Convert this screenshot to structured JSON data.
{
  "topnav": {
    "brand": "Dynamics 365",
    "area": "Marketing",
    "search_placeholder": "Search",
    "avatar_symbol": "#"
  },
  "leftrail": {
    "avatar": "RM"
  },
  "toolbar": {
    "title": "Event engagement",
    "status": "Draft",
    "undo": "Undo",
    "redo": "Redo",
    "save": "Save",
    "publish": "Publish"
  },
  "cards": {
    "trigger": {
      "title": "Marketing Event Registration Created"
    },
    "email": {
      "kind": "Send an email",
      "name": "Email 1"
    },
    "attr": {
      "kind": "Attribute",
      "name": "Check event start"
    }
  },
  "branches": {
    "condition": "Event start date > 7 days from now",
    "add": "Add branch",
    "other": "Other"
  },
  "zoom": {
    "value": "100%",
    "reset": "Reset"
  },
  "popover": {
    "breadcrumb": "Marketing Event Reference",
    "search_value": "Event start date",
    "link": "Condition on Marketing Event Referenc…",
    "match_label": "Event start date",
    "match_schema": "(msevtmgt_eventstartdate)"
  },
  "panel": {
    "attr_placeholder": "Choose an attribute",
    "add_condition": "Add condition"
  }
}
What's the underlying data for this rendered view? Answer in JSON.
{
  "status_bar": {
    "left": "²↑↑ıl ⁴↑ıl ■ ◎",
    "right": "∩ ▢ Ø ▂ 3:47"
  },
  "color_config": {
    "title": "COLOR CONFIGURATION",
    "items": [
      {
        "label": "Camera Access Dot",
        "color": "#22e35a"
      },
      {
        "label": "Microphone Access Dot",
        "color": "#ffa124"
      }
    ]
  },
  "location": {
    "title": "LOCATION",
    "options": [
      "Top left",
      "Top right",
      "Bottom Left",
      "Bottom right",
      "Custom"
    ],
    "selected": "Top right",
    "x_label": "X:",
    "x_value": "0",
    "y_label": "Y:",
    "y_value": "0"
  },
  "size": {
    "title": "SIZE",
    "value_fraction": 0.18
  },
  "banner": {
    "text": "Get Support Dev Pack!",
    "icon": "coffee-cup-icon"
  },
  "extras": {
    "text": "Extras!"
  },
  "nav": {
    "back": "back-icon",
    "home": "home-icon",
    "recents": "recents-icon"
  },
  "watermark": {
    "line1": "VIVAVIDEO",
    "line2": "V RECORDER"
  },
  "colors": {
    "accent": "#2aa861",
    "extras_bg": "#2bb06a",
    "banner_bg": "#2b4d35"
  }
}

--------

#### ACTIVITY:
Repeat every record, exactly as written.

#### EXERCISE RESULT:
Convert this screenshot to structured JSON data.
{
  "topnav": {
    "brand": "Dynamics 365",
    "area": "Marketing",
    "search_placeholder": "Search",
    "avatar_symbol": "#"
  },
  "leftrail": {
    "avatar": "RM"
  },
  "toolbar": {
    "title": "Event engagement",
    "status": "Draft",
    "undo": "Undo",
    "redo": "Redo",
    "save": "Save",
    "publish": "Publish"
  },
  "cards": {
    "trigger": {
      "title": "Marketing Event Registration Created"
    },
    "email": {
      "kind": "Send an email",
      "name": "Email 1"
    },
    "attr": {
      "kind": "Attribute",
      "name": "Check event start"
    }
  },
  "branches": {
    "condition": "Event start date > 7 days from now",
    "add": "Add branch",
    "other": "Other"
  },
  "zoom": {
    "value": "100%",
    "reset": "Reset"
  },
  "popover": {
    "breadcrumb": "Marketing Event Reference",
    "search_value": "Event start date",
    "link": "Condition on Marketing Event Referenc…",
    "match_label": "Event start date",
    "match_schema": "(msevtmgt_eventstartdate)"
  },
  "panel": {
    "attr_placeholder": "Choose an attribute",
    "add_condition": "Add condition"
  }
}
What's the underlying data for this rendered view? Answer in JSON.
{
  "status_bar": {
    "left": "²↑↑ıl ⁴↑ıl ■ ◎",
    "right": "∩ ▢ Ø ▂ 3:47"
  },
  "color_config": {
    "title": "COLOR CONFIGURATION",
    "items": [
      {
        "label": "Camera Access Dot",
        "color": "#22e35a"
      },
      {
        "label": "Microphone Access Dot",
        "color": "#ffa124"
      }
    ]
  },
  "location": {
    "title": "LOCATION",
    "options": [
      "Top left",
      "Top right",
      "Bottom Left",
      "Bottom right",
      "Custom"
    ],
    "selected": "Top right",
    "x_label": "X:",
    "x_value": "0",
    "y_label": "Y:",
    "y_value": "0"
  },
  "size": {
    "title": "SIZE",
    "value_fraction": 0.18
  },
  "banner": {
    "text": "Get Support Dev Pack!",
    "icon": "coffee-cup-icon"
  },
  "extras": {
    "text": "Extras!"
  },
  "nav": {
    "back": "back-icon",
    "home": "home-icon",
    "recents": "recents-icon"
  },
  "watermark": {
    "line1": "VIVAVIDEO",
    "line2": "V RECORDER"
  },
  "colors": {
    "accent": "#2aa861",
    "extras_bg": "#2bb06a",
    "banner_bg": "#2b4d35"
  }
}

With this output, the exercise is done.